Friday, 11 May 2007

Cheese, onion and potato pie

This is picnic food of fondest imagination, although actually we eat these for ordinary tea in the kitchen fairly often. I say 'we': that's to say I make them for the children, then snaffle down a couple myself - Nigella Lawson

Lest you think that I only cook sweet things and Bells only does the savoury things, I present you with, admittedly my first savoury from HTBADG, cheese, onion and potato pies!
I was having two of my best friends over for lunch, and so that presented the perfect opportunity to make these pies. Pastry from scratch (not my first time on that one!) and a variety of cheeses (mmmm cheese). They are made with spring onions too, which give a lighter oniony flavour than ordinary onions (and also don't make me cry when chopping them!)

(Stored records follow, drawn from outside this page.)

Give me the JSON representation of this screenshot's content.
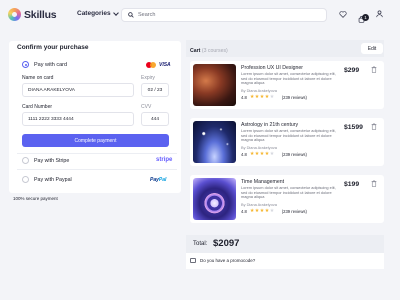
{
  "header": {
    "logo": "Skillus",
    "categories_label": "Categories",
    "search_placeholder": "Search",
    "cart_count": "1"
  },
  "checkout": {
    "title": "Confirm your purchase",
    "pay_card_label": "Pay with card",
    "visa_label": "VISA",
    "name_label": "Name on card",
    "name_value": "DIANA ARAKELYOVA",
    "expiry_label": "Expiry",
    "expiry_value": "02 / 23",
    "number_label": "Card Number",
    "number_value": "1111 2222 3333 4444",
    "cvv_label": "CVV",
    "cvv_value": "444",
    "pay_button": "Complete payment",
    "stripe_label": "Pay with Stripe",
    "stripe_logo": "stripe",
    "paypal_label": "Pay with Paypal",
    "paypal_logo_a": "Pay",
    "paypal_logo_b": "Pal",
    "secure_text": "100% secure payment"
  },
  "cart": {
    "title": "Cart",
    "count_text": "(3 courses)",
    "edit_label": "Edit",
    "items": [
      {
        "title": "Profession UX UI Designer",
        "desc": "Lorem ipsum dolor sit amet, consectetur adipiscing elit, sed do eiusmod tempor incididunt ut labore et dolore magna aliqua",
        "author": "By Diana Arakelyova",
        "rating": "4.8",
        "stars_filled": 4,
        "reviews": "(239 reviews)",
        "price": "$299"
      },
      {
        "title": "Astrology in 21th century",
        "desc": "Lorem ipsum dolor sit amet, consectetur adipiscing elit, sed do eiusmod tempor incididunt ut labore et dolore magna aliqua",
        "author": "By Diana Arakelyova",
        "rating": "4.8",
        "stars_filled": 4,
        "reviews": "(239 reviews)",
        "price": "$1599"
      },
      {
        "title": "Time Management",
        "desc": "Lorem ipsum dolor sit amet, consectetur adipiscing elit, sed do eiusmod tempor incididunt ut labore et dolore magna aliqua",
        "author": "By Diana Arakelyova",
        "rating": "4.8",
        "stars_filled": 4,
        "reviews": "(239 reviews)",
        "price": "$199"
      }
    ],
    "total_label": "Total:",
    "total_value": "$2097",
    "promo_text": "Do you have a promocode?"
  },
  "colors": {
    "accent": "#5b62f0",
    "background": "#f3f4f8",
    "star": "#f5b42a"
  }
}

The verdict:
Unusual or substituted ingredients: The recipe calls for creme fraiche to bind the filling (which is basically boiled cubed potato, grated cheddar, red leicester and parmesan cheese and chopped parsley). My local supermarket didn't have creme fraiche when I did the shopping, so I used the same amount of light sour cream instead, and I think it worked just as well.
Special utensils or cookware: I made the pastry in my magimix (mmm magimix) food processor - it is fabulous! But you can do by hand, it's just a bit messier (although perhaps more authentic?). Nigella bakes the pies in yorkshire pudding moulds. Yorkshire pudding is not a big thing in Australia and I wouldn't know what a yorkshire pudding mould looked like if it hit me in the face. I used individual pie/flan tins (the ones where the bottom pops out). These worked perfectly.
Repeatability: I would make these again, but next time would probably add a bit of meat, perhaps bacon. I found them just a little bland. (That may also be because I forgot to add salt and pepper to the filling...). But they are a good vegetarian (not vegan though) option, and as Nigella suggests, they taste good cold as well as hot, so are very good for picnics and the like.
Sauciness: Anything that requires you to make and roll out pastry is going to be a bit messy, but I kinda like the whole rolling out and cutting involved. Although as you can see from the pic, I'm not a great roller. I can only rarely achieve a nice smooth-edged piece of pastry. Oh well, just means I need to practice more!
Overall pleasure level: I'll give these a 6. Worth making and worth making again, but the real pleasure is in the making of these - you can't get much more domestic goddess-y than by making pastry and using a rolling pin (especially if you made the rolling pin yourself in your year 8 woodwork class!) (Ok, you got me there, my woodwork teacher made most of it for me...Hey, a lathe is a dangerous machine! But I sanded it really well!)